Exercise aim: Report each line from the data below that holds the word "JSON".

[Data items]
= Beginning of Section =
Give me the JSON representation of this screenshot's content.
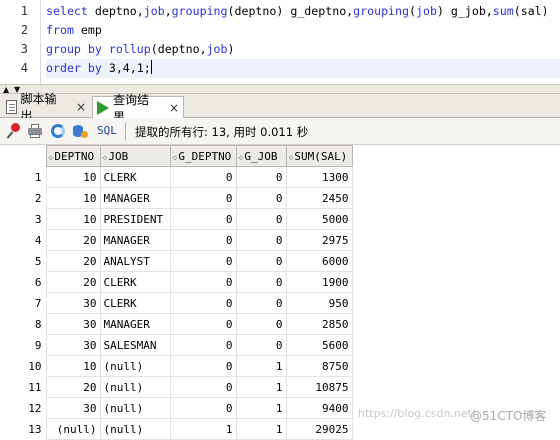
{
  "editor": {
    "line_numbers": [
      "1",
      "2",
      "3",
      "4"
    ],
    "lines": [
      [
        {
          "t": "select",
          "c": "kw"
        },
        {
          "t": " deptno,"
        },
        {
          "t": "job",
          "c": "kw"
        },
        {
          "t": ","
        },
        {
          "t": "grouping",
          "c": "fn"
        },
        {
          "t": "(deptno) g_deptno,"
        },
        {
          "t": "grouping",
          "c": "fn"
        },
        {
          "t": "("
        },
        {
          "t": "job",
          "c": "kw"
        },
        {
          "t": ") g_job,"
        },
        {
          "t": "sum",
          "c": "fn"
        },
        {
          "t": "(sal)"
        }
      ],
      [
        {
          "t": "from",
          "c": "kw"
        },
        {
          "t": " emp"
        }
      ],
      [
        {
          "t": "group",
          "c": "kw"
        },
        {
          "t": " "
        },
        {
          "t": "by",
          "c": "kw"
        },
        {
          "t": " "
        },
        {
          "t": "rollup",
          "c": "fn"
        },
        {
          "t": "(deptno,"
        },
        {
          "t": "job",
          "c": "kw"
        },
        {
          "t": ")"
        }
      ],
      [
        {
          "t": "order",
          "c": "kw"
        },
        {
          "t": " "
        },
        {
          "t": "by",
          "c": "kw"
        },
        {
          "t": " 3,4,1;"
        }
      ]
    ]
  },
  "tabs": [
    {
      "label": "脚本输出",
      "icon": "document-icon",
      "active": false
    },
    {
      "label": "查询结果",
      "icon": "run-icon",
      "active": true
    }
  ],
  "toolbar": {
    "sql_label": "SQL",
    "status": "提取的所有行: 13, 用时 0.011 秒"
  },
  "grid": {
    "columns": [
      "DEPTNO",
      "JOB",
      "G_DEPTNO",
      "G_JOB",
      "SUM(SAL)"
    ],
    "rows": [
      [
        "1",
        "10",
        "CLERK",
        "0",
        "0",
        "1300"
      ],
      [
        "2",
        "10",
        "MANAGER",
        "0",
        "0",
        "2450"
      ],
      [
        "3",
        "10",
        "PRESIDENT",
        "0",
        "0",
        "5000"
      ],
      [
        "4",
        "20",
        "MANAGER",
        "0",
        "0",
        "2975"
      ],
      [
        "5",
        "20",
        "ANALYST",
        "0",
        "0",
        "6000"
      ],
      [
        "6",
        "20",
        "CLERK",
        "0",
        "0",
        "1900"
      ],
      [
        "7",
        "30",
        "CLERK",
        "0",
        "0",
        "950"
      ],
      [
        "8",
        "30",
        "MANAGER",
        "0",
        "0",
        "2850"
      ],
      [
        "9",
        "30",
        "SALESMAN",
        "0",
        "0",
        "5600"
      ],
      [
        "10",
        "10",
        "(null)",
        "0",
        "1",
        "8750"
      ],
      [
        "11",
        "20",
        "(null)",
        "0",
        "1",
        "10875"
      ],
      [
        "12",
        "30",
        "(null)",
        "0",
        "1",
        "9400"
      ],
      [
        "13",
        "(null)",
        "(null)",
        "1",
        "1",
        "29025"
      ]
    ]
  },
  "watermark": {
    "left": "https://blog.csdn.net/",
    "right": "@51CTO博客"
  }
}
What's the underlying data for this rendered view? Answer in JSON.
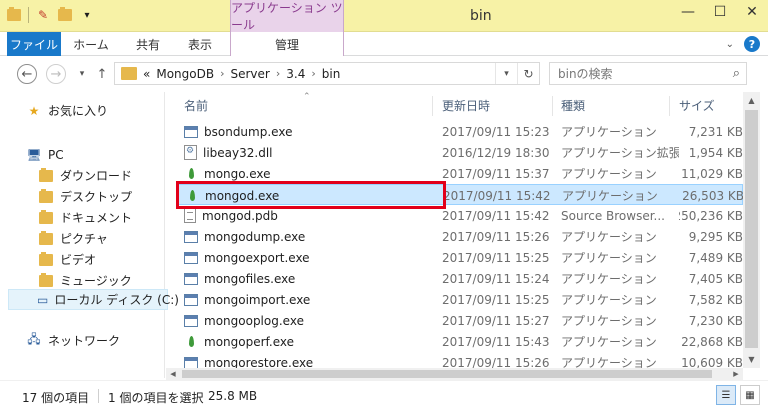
{
  "window": {
    "title": "bin",
    "context_tab": "アプリケーション ツール"
  },
  "ribbon": {
    "tabs": [
      "ファイル",
      "ホーム",
      "共有",
      "表示"
    ],
    "manage": "管理"
  },
  "address": {
    "overflow": "«",
    "breadcrumb": [
      "MongoDB",
      "Server",
      "3.4",
      "bin"
    ]
  },
  "search": {
    "placeholder": "binの検索"
  },
  "navpane": {
    "favorites": "お気に入り",
    "pc": "PC",
    "pc_items": [
      "ダウンロード",
      "デスクトップ",
      "ドキュメント",
      "ピクチャ",
      "ビデオ",
      "ミュージック"
    ],
    "local_disk": "ローカル ディスク (C:)",
    "network": "ネットワーク"
  },
  "columns": {
    "name": "名前",
    "date": "更新日時",
    "type": "種類",
    "size": "サイズ"
  },
  "files": [
    {
      "name": "bsondump.exe",
      "date": "2017/09/11 15:23",
      "type": "アプリケーション",
      "size": "7,231 KB",
      "icon": "exe"
    },
    {
      "name": "libeay32.dll",
      "date": "2016/12/19 18:30",
      "type": "アプリケーション拡張",
      "size": "1,954 KB",
      "icon": "dll"
    },
    {
      "name": "mongo.exe",
      "date": "2017/09/11 15:37",
      "type": "アプリケーション",
      "size": "11,029 KB",
      "icon": "leaf"
    },
    {
      "name": "mongod.exe",
      "date": "2017/09/11 15:42",
      "type": "アプリケーション",
      "size": "26,503 KB",
      "icon": "leaf"
    },
    {
      "name": "mongod.pdb",
      "date": "2017/09/11 15:42",
      "type": "Source Browser...",
      "size": "250,236 KB",
      "icon": "pdb"
    },
    {
      "name": "mongodump.exe",
      "date": "2017/09/11 15:26",
      "type": "アプリケーション",
      "size": "9,295 KB",
      "icon": "exe"
    },
    {
      "name": "mongoexport.exe",
      "date": "2017/09/11 15:25",
      "type": "アプリケーション",
      "size": "7,489 KB",
      "icon": "exe"
    },
    {
      "name": "mongofiles.exe",
      "date": "2017/09/11 15:24",
      "type": "アプリケーション",
      "size": "7,405 KB",
      "icon": "exe"
    },
    {
      "name": "mongoimport.exe",
      "date": "2017/09/11 15:25",
      "type": "アプリケーション",
      "size": "7,582 KB",
      "icon": "exe"
    },
    {
      "name": "mongooplog.exe",
      "date": "2017/09/11 15:27",
      "type": "アプリケーション",
      "size": "7,230 KB",
      "icon": "exe"
    },
    {
      "name": "mongoperf.exe",
      "date": "2017/09/11 15:43",
      "type": "アプリケーション",
      "size": "22,868 KB",
      "icon": "leaf"
    },
    {
      "name": "mongorestore.exe",
      "date": "2017/09/11 15:26",
      "type": "アプリケーション",
      "size": "10,609 KB",
      "icon": "exe"
    }
  ],
  "selected_file": "mongod.exe",
  "status": {
    "count": "17 個の項目",
    "selection": "1 個の項目を選択",
    "size": "25.8 MB"
  },
  "colors": {
    "title_bar": "#f7f2a6",
    "file_tab": "#1979ca",
    "context_tab": "#e9d3ea",
    "selection": "#cce8ff",
    "highlight": "#e2001a"
  }
}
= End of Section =
Exercise solution:
Give me the JSON representation of this screenshot's content.
What's the underlying data for this rendered view? Answer in JSON.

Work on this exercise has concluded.